■ **WHAT THIS TASK INVOLVES**:
Please retype all of the entries that follow, leaving the images out.

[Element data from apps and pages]
'''
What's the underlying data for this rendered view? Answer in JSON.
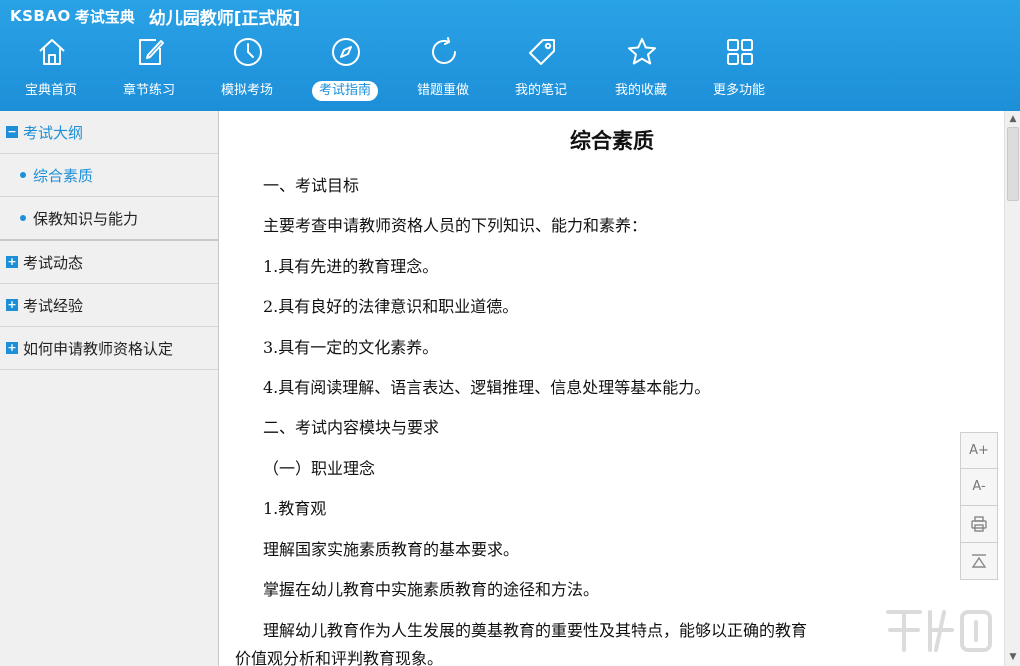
{
  "app": {
    "logo": "KSBAO",
    "logo_suffix": "考试宝典",
    "title": "幼儿园教师[正式版]"
  },
  "nav": [
    {
      "label": "宝典首页",
      "icon": "home-icon"
    },
    {
      "label": "章节练习",
      "icon": "edit-icon"
    },
    {
      "label": "模拟考场",
      "icon": "clock-icon"
    },
    {
      "label": "考试指南",
      "icon": "compass-icon",
      "active": true
    },
    {
      "label": "错题重做",
      "icon": "refresh-icon"
    },
    {
      "label": "我的笔记",
      "icon": "tag-icon"
    },
    {
      "label": "我的收藏",
      "icon": "star-icon"
    },
    {
      "label": "更多功能",
      "icon": "grid-icon"
    }
  ],
  "sidebar": {
    "items": [
      {
        "label": "考试大纲",
        "toggle": "−",
        "expanded": true
      },
      {
        "label": "综合素质",
        "sub": true,
        "selected": true
      },
      {
        "label": "保教知识与能力",
        "sub": true
      },
      {
        "label": "考试动态",
        "toggle": "+"
      },
      {
        "label": "考试经验",
        "toggle": "+"
      },
      {
        "label": "如何申请教师资格认定",
        "toggle": "+"
      }
    ]
  },
  "document": {
    "title": "综合素质",
    "paragraphs": [
      "一、考试目标",
      "主要考查申请教师资格人员的下列知识、能力和素养：",
      "1.具有先进的教育理念。",
      "2.具有良好的法律意识和职业道德。",
      "3.具有一定的文化素养。",
      "4.具有阅读理解、语言表达、逻辑推理、信息处理等基本能力。",
      "二、考试内容模块与要求",
      "（一）职业理念",
      "1.教育观",
      "理解国家实施素质教育的基本要求。",
      "掌握在幼儿教育中实施素质教育的途径和方法。",
      "理解幼儿教育作为人生发展的奠基教育的重要性及其特点，能够以正确的教育",
      "价值观分析和评判教育现象。"
    ]
  },
  "tools": {
    "font_increase": "A+",
    "font_decrease": "A-"
  },
  "colors": {
    "header": "#1d8fd8",
    "accent": "#1d8fd8",
    "sidebar_bg": "#f0f0f0"
  }
}
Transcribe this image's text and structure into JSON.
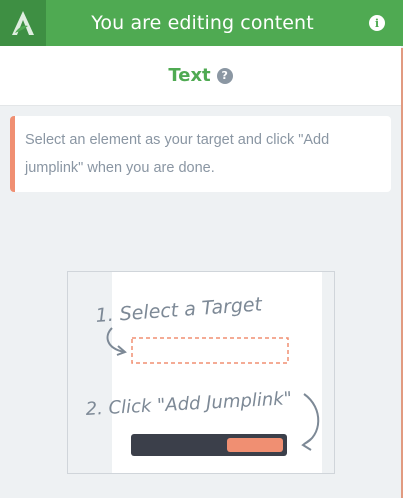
{
  "header": {
    "logo_icon": "leaf-a-logo-icon",
    "title": "You are editing content",
    "info_icon": "info-icon"
  },
  "subheader": {
    "title": "Text",
    "help_icon": "question-icon"
  },
  "notice": {
    "text": "Select an element as your target and click \"Add jumplink\" when you are done."
  },
  "illustration": {
    "step1": "1. Select a Target",
    "step2": "2. Click \"Add Jumplink\""
  },
  "colors": {
    "header_green": "#4faa52",
    "logo_green": "#3e8f43",
    "accent_orange": "#f08f72",
    "muted_text": "#8a96a3",
    "dark_bar": "#3b3f4a"
  }
}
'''
■ **ANSWER BOX**:
What's the underlying data for this rendered view? Answer in JSON.
{
  "app": {
    "logo": "KSBAO",
    "logo_suffix": "考试宝典",
    "title": "幼儿园教师[正式版]"
  },
  "nav": [
    {
      "label": "宝典首页",
      "icon": "home-icon"
    },
    {
      "label": "章节练习",
      "icon": "edit-icon"
    },
    {
      "label": "模拟考场",
      "icon": "clock-icon"
    },
    {
      "label": "考试指南",
      "icon": "compass-icon",
      "active": true
    },
    {
      "label": "错题重做",
      "icon": "refresh-icon"
    },
    {
      "label": "我的笔记",
      "icon": "tag-icon"
    },
    {
      "label": "我的收藏",
      "icon": "star-icon"
    },
    {
      "label": "更多功能",
      "icon": "grid-icon"
    }
  ],
  "sidebar": {
    "items": [
      {
        "label": "考试大纲",
        "toggle": "−",
        "expanded": true
      },
      {
        "label": "综合素质",
        "sub": true,
        "selected": true
      },
      {
        "label": "保教知识与能力",
        "sub": true
      },
      {
        "label": "考试动态",
        "toggle": "+"
      },
      {
        "label": "考试经验",
        "toggle": "+"
      },
      {
        "label": "如何申请教师资格认定",
        "toggle": "+"
      }
    ]
  },
  "document": {
    "title": "综合素质",
    "paragraphs": [
      "一、考试目标",
      "主要考查申请教师资格人员的下列知识、能力和素养：",
      "1.具有先进的教育理念。",
      "2.具有良好的法律意识和职业道德。",
      "3.具有一定的文化素养。",
      "4.具有阅读理解、语言表达、逻辑推理、信息处理等基本能力。",
      "二、考试内容模块与要求",
      "（一）职业理念",
      "1.教育观",
      "理解国家实施素质教育的基本要求。",
      "掌握在幼儿教育中实施素质教育的途径和方法。",
      "理解幼儿教育作为人生发展的奠基教育的重要性及其特点，能够以正确的教育",
      "价值观分析和评判教育现象。"
    ]
  },
  "tools": {
    "font_increase": "A+",
    "font_decrease": "A-"
  },
  "colors": {
    "header": "#1d8fd8",
    "accent": "#1d8fd8",
    "sidebar_bg": "#f0f0f0"
  }
}
Transcribe this image's text and structure into JSON.
{
  "header": {
    "logo_icon": "leaf-a-logo-icon",
    "title": "You are editing content",
    "info_icon": "info-icon"
  },
  "subheader": {
    "title": "Text",
    "help_icon": "question-icon"
  },
  "notice": {
    "text": "Select an element as your target and click \"Add jumplink\" when you are done."
  },
  "illustration": {
    "step1": "1. Select a Target",
    "step2": "2. Click \"Add Jumplink\""
  },
  "colors": {
    "header_green": "#4faa52",
    "logo_green": "#3e8f43",
    "accent_orange": "#f08f72",
    "muted_text": "#8a96a3",
    "dark_bar": "#3b3f4a"
  }
}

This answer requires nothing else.